Until Göteborg the road was rather ordinary and without much interest… In fact, I was a bit frustrated to not find what I had expected. And then we did a little tour in Goteborg (with the van), and I started to glimpse the scenery of the book.
We did not have time to visit Göteborg, but the view we had from our windows was very pleasant. It looks a bit like Rotterdam but more green. A large half riverport, half seaport, with its cranes and containers, a home port where a large and old 4 mast ship sat, a historic center is surrounded by a large “Dutch canal”, and from the Highway you can even see a large amusement park in the city with an old wooden roller coaster! Oof… Scary!
After Goteborg the landscape began to change. We left the great plain, to find more atypical landscapes, composed of high plains and big fat rocks.
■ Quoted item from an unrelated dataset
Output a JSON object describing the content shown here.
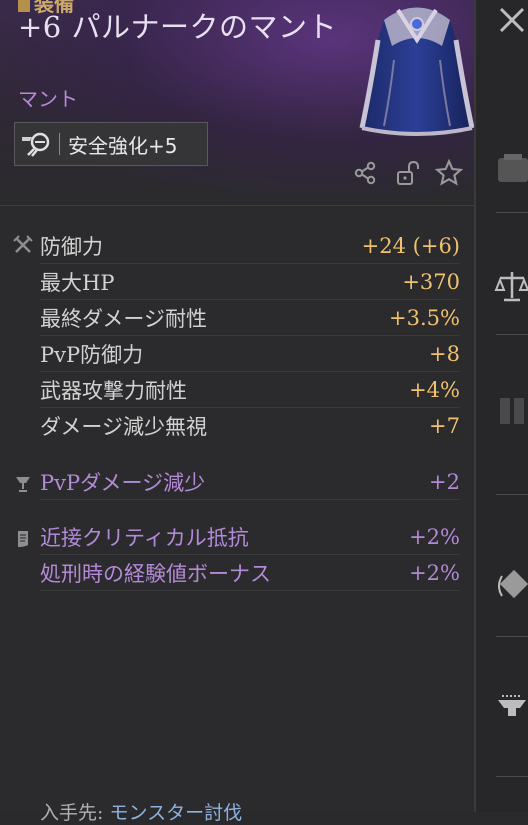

You can drive forever thinking you’ve never left sea level before suddenly coming across a long bridge suspended over a river about 75 yards under your feet… Beautiful. Then come the fields, and their PINK bales of hay! Well, it’s not fantastic itself, but so far I’ve never seen anything else but white or tied bales; These pink rolls set in the fields seemed like giants marshmallows.
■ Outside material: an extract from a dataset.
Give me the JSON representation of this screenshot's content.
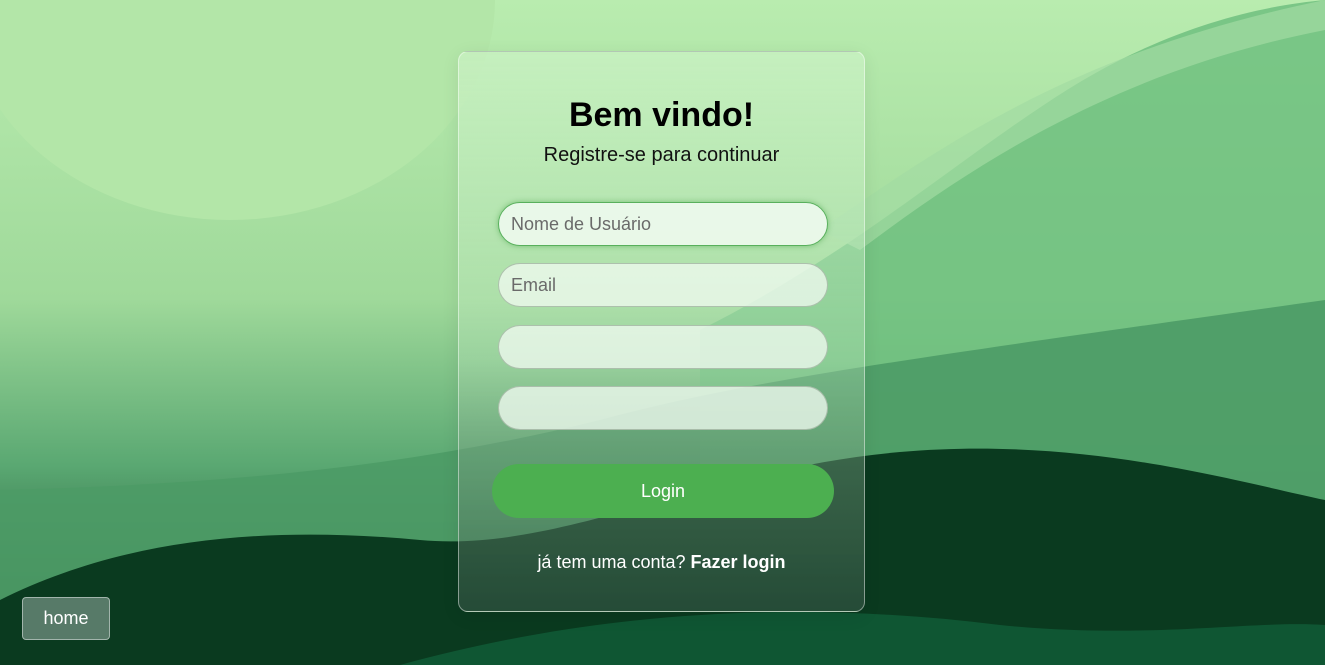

Finally, we reached Fjällbacka in the late afternoon. We wanted to be closer to the town, so we went to the Fjällbacka camp site. Located on the hill, it allow a nice 180° panoramic view of the sea and direct access to the town center. We had not booked a spot at any campground, but had high hopes of being able to find a place for us at least for the night. So we went straight, and we parked at the entrance of the campsite (there was no place on the tiny park in the front). I had scarcely set foot out of the camper, when a man on bicycle yelled at me in Swedish. I made him understand that I do not speak Swedish. He looked annoyed and shouted me “GO OUT,” while pointing to the exit … I saw from his t-shirt that he was camping team member, so I apologized that we parked at this place, explained that there was no place in front, and that he should not worry about us. We went directly to reception to check in. The man, somewhat red with annoyance, grumbled some words in Swedish, and told me: “no place, go out … NOW!”
Slightly cooled by the welcome, we turned back, heading for the other campground, which was more inland. Retrospectively, I think this gentleman must have been completely exhausted by shooing people off his campground, and had a bit of a breakdown … so it was probably best that we left anyway.
So we stopped at the Äsleröd Caravan Club. An association campsite run by charming senior campers speaking english with a big accent but full of good will and care. This campsite is much quieter than the one in Fjällbacka, and super green… Impeccably shorn, as with their Danish cousins ??- we spotted campers mowing the lawn on their place… in fact there is even a lawnmower set up and available to Campers! Love it!
The Äsleröd Caravan Club is not attached to the city, but after a short walk … sorry: a little “adventure” (see Article 2 – Mc Adam Family), you get a great view of Fjällbacka and its hundreds of Islets on the sea. A beautiful promise for tomorrow …